How tidy your workers keep their desks may reveal more about them than you would think

Looking for the office star? Look for the messy desk

As Albert Einstein once said: “If a cluttered desk is a sign of a cluttered mind, of what, then, is an empty desk a sign?”

An American scientific study has found that working at a messy desk promotes creative thinking and helps a person stimulate new ideas.

The University of Minnesota carried out a series of tests on people working at clean and messy desks, while tracking their behaviour, according to the Telegraph.

“For example, participants in the study were given a choice between a new product and an established one.

“Those in the messy room were more likely to prefer the novel one – a signal that being in a disorderly environment prompts a release from conventionality.”

The study also revealed “working at a clean and prim desk may promote healthy eating, generosity and conventionality,” the Telegraph reported.

When participants were put in a clear, tidy room they were more likely to choose an apple over a chocolate bar, and donate to charity.

In another experiment, participants were asked to come up with new uses for ping pong balls.

Despite the fact both groups generated the same number of ideas. The clutterers’ ideas were rated as more interesting and creative.

 Professor Vohs said: "Being in a messy room led to something that firms, industries and societies want more of – creativity.

"We found...that you can get really valuable outcomes from being in a messy setting.

"Just making that environment tidy or unkempt made a massive difference in people's behavior.”

So, are your messy employees more creative?

Free newsletter

Our daily newsletter is FREE and keeps you up-to-date with the world of HR. Please complete the form below and click on subscribe for daily newsletters from HRD New Zealand.

Recent articles & video

How to handle a toxic, yet talented, employee

Why do many senior managers distrust big data?

The enigma of employee satisfaction

Google activists point to 'hostile' work environment after walkout

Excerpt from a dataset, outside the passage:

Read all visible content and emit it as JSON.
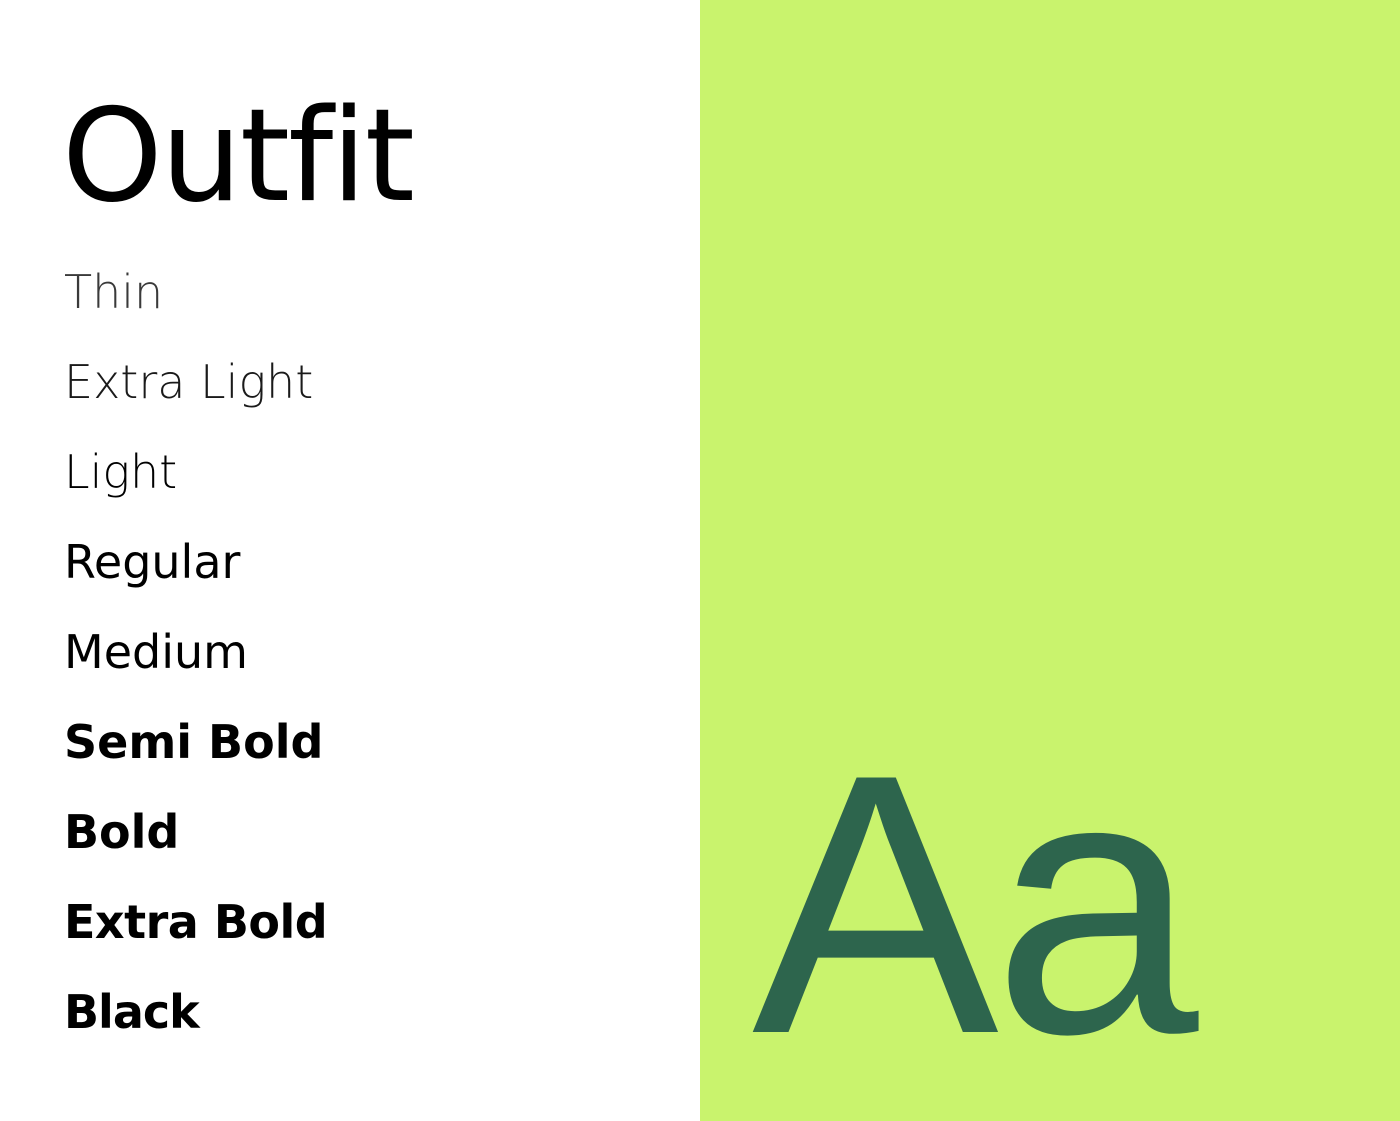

Most Read Articles

How to offer a stellar employee recognition program

How to handle a toxic, yet talented, employee

Religion, rugby and contracts